Many misguidedly believe your own home is an investment. It’s not. Owning a home is a lifestyle choice. That’s why very few of us make pure investment decisions when it comes to putting a roof over our heads.
But when you buy an additional residential property and you don’t intend to live in it, then it becomes an investment. You’re making decisions based on how hard the investment can work for you rather than what works for you personally.
Even so how many of us think beyond buying our own home and consider how much potential there is in residential property as an asset class?
UK residential property is a massive market valued at nearly £5trn. However, it is dominated by owner-occupiers, with just a fifth (£1trn) of that market owned as an investment.
Even still, this far outstrips the commercial property market, which comes in at a relatively meagre £0.4trn.
So given its gargantuan scale, is residential the forgotten asset class?
According to the highly regarded Investment Property Databank (IPD), residential property has been the best performing major asset class in the UK, offering the highest returns and second lowest risk after government bonds between 2001 and 2014.
Compared to equity volatility and poor income returns from bonds, residential offers an attractive mixture of rental income and capital gains. In fact, we estimate that between 1973 and today, the overall UK residential market has seen no 5-year period with negative returns, after accounting for both rental income and capital gains.

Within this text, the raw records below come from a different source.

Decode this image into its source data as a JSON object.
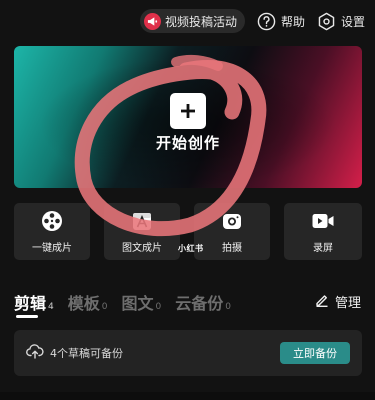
{
  "topbar": {
    "promo_label": "视频投稿活动",
    "help_label": "帮助",
    "settings_label": "设置"
  },
  "hero": {
    "create_label": "开始创作"
  },
  "tools": [
    {
      "label": "一键成片",
      "icon": "film-reel-icon"
    },
    {
      "label": "图文成片",
      "icon": "image-text-icon"
    },
    {
      "label": "拍摄",
      "icon": "camera-icon"
    },
    {
      "label": "录屏",
      "icon": "screen-record-icon"
    }
  ],
  "watermark": "小红书",
  "tabs": [
    {
      "name": "剪辑",
      "count": "4",
      "active": true
    },
    {
      "name": "模板",
      "count": "0",
      "active": false
    },
    {
      "name": "图文",
      "count": "0",
      "active": false
    },
    {
      "name": "云备份",
      "count": "0",
      "active": false
    }
  ],
  "manage_label": "管理",
  "drafts": {
    "text": "4个草稿可备份",
    "button_label": "立即备份"
  },
  "colors": {
    "accent_teal": "#2a8c89",
    "promo_red": "#e0304a",
    "scribble": "#e8757a"
  }
}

Any choice between residential and commercial property investments is largely down to what you aim to achieve. Residential is a ‘total returns’ investment, offering lower net income yields of around 3.5% over the last 14 years according to IPD, combined with the potential for attractive capital growth.

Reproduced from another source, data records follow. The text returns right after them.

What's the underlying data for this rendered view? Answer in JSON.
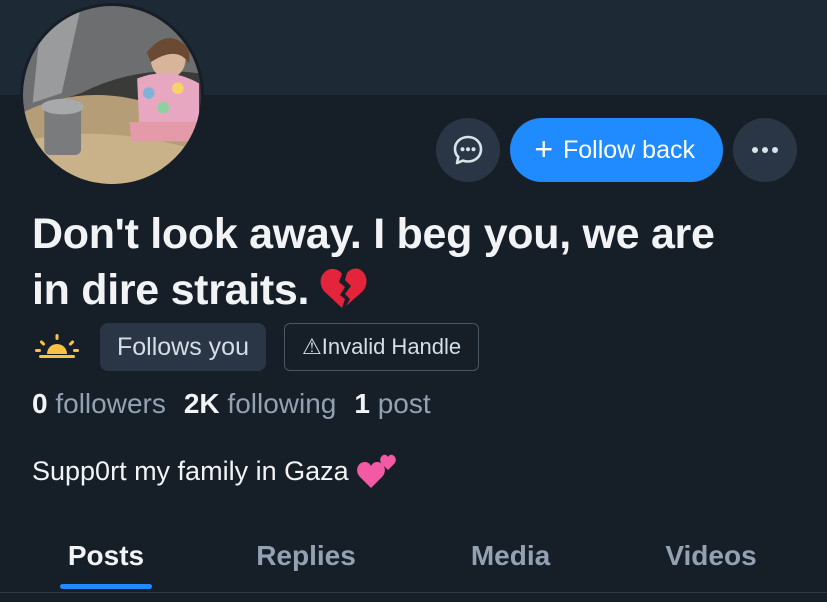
{
  "profile": {
    "display_name": "Don't look away. I beg you, we are in dire straits.",
    "bio": "Supp0rt my family in Gaza"
  },
  "actions": {
    "follow_back_label": "Follow back",
    "plus_glyph": "+"
  },
  "badges": {
    "follows_you": "Follows you",
    "invalid_handle": "⚠Invalid Handle"
  },
  "stats": {
    "followers_count": "0",
    "followers_label": "followers",
    "following_count": "2K",
    "following_label": "following",
    "posts_count": "1",
    "posts_label": "post"
  },
  "tabs": [
    {
      "label": "Posts",
      "active": true
    },
    {
      "label": "Replies",
      "active": false
    },
    {
      "label": "Media",
      "active": false
    },
    {
      "label": "Videos",
      "active": false
    }
  ],
  "icons": {
    "message": "message-icon",
    "more": "more-icon",
    "broken_heart": "broken-heart-emoji",
    "sunrise": "sunrise-icon",
    "two_hearts": "two-hearts-emoji"
  },
  "colors": {
    "background": "#161e27",
    "banner": "#1e2936",
    "accent": "#208bfe",
    "muted_text": "#93a2b3"
  }
}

In comparison, commercial property has offered more attractive income returns of around 6% over the same period but with much lower capital growth.

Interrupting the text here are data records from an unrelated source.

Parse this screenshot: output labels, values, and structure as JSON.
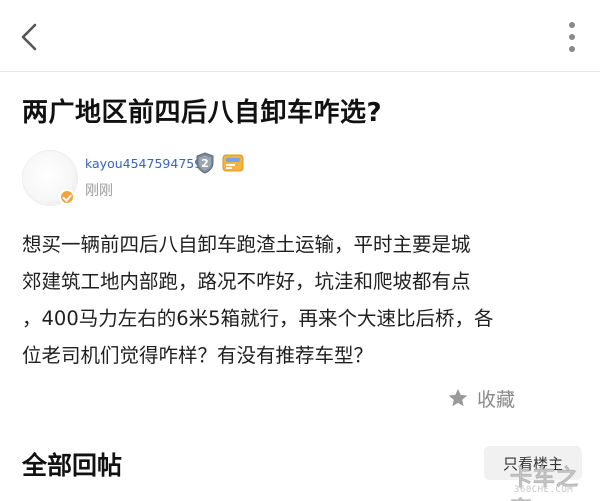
{
  "topbar": {
    "back_icon": "chevron-left-icon",
    "more_icon": "more-vertical-icon"
  },
  "post": {
    "title": "两广地区前四后八自卸车咋选?",
    "author": {
      "username": "kayou4547594759",
      "level": "2",
      "time": "刚刚"
    },
    "body_lines": [
      "想买一辆前四后八自卸车跑渣土运输，平时主要是城",
      "郊建筑工地内部跑，路况不咋好，坑洼和爬坡都有点",
      "，400马力左右的6米5箱就行，再来个大速比后桥，各",
      "位老司机们觉得咋样？有没有推荐车型？"
    ],
    "favorite_label": "收藏"
  },
  "replies": {
    "section_title": "全部回帖",
    "only_op_label": "只看楼主"
  },
  "watermark": {
    "logo": "卡车之家",
    "url": "360CHE.COM"
  },
  "colors": {
    "username": "#3a64b8",
    "muted": "#9a9a9a",
    "badge_orange": "#f1a43c"
  }
}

It’s also important to remember that the yield from commercial will not reflect the need to amortise down to land value over time, by fault of the gradual ‘obsolescence’ of the building.
One advantage of residential property is that, even in a downturn, it is protected by the behaviour of its owners. As a market dominated by owner-occupiers, residential is largely self-regulating, as people won’t walk away in difficult times.
If values go down, people won’t sell; supply dries up, and prices begin to stabalise . This was demonstrated in the last economic downturn when residential property saw a percentage drop of less than half that experienced in commercial property.
In spite of these benefits, historically residential property investment has been hard to access, requiring considerable amounts of time and money.
The scarcity of residential property funds has also made it hard for investors to diversify their residential portfolio, unless they have considerable money to invest.
If you invest directly, and own one or just a few properties, a difficult tenant could mean months of lost income and escalating costs which seriously compromise your returns – all of your eggs are in one basket.
The difficulty of accessing residential, despite its attractive total returns and greater resilience, seems to be the key thing holding this asset class back.
With the emergence of ‘fintech’ disruptors, this is changing. Property is becoming accessible to everyone, and can finally take its place as a proven, powerful asset class.